Your objective: For the material below, please count the lines containing "options". Reply with the count alone.

Records for the exercise:
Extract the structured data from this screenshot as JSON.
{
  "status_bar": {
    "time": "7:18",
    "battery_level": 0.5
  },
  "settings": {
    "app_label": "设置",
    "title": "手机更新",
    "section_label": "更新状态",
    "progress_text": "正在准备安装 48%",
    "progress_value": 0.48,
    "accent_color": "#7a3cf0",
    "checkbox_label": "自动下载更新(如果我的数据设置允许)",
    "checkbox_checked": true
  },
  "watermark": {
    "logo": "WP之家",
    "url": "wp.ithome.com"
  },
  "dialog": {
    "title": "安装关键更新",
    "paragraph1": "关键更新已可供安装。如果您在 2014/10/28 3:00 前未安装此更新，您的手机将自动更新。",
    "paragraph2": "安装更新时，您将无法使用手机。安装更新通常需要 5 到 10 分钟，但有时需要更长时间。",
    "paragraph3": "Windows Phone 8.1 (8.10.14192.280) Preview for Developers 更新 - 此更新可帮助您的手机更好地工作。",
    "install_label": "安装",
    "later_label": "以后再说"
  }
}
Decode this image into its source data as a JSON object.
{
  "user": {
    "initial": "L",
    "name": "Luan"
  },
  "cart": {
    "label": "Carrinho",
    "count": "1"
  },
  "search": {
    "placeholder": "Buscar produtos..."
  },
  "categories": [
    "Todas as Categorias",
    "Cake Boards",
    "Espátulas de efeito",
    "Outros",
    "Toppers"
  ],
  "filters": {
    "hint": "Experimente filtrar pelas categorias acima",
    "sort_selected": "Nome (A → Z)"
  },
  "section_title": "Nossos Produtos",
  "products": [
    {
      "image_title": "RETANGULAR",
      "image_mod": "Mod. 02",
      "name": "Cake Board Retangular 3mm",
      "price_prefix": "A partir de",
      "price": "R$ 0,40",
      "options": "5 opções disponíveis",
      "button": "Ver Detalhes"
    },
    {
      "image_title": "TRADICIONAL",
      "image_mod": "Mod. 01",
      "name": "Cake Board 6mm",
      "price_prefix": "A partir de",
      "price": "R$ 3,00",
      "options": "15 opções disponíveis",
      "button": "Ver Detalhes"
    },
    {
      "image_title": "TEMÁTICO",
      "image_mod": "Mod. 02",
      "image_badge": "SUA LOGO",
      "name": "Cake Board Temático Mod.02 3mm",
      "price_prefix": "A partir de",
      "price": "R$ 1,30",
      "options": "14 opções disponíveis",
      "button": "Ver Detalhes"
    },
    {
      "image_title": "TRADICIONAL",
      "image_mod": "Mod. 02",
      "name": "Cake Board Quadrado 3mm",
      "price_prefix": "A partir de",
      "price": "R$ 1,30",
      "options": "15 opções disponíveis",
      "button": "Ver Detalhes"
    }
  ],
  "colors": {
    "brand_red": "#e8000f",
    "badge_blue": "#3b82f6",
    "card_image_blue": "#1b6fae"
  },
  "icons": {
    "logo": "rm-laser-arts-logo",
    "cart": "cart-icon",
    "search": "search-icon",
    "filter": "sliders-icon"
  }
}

Result: 4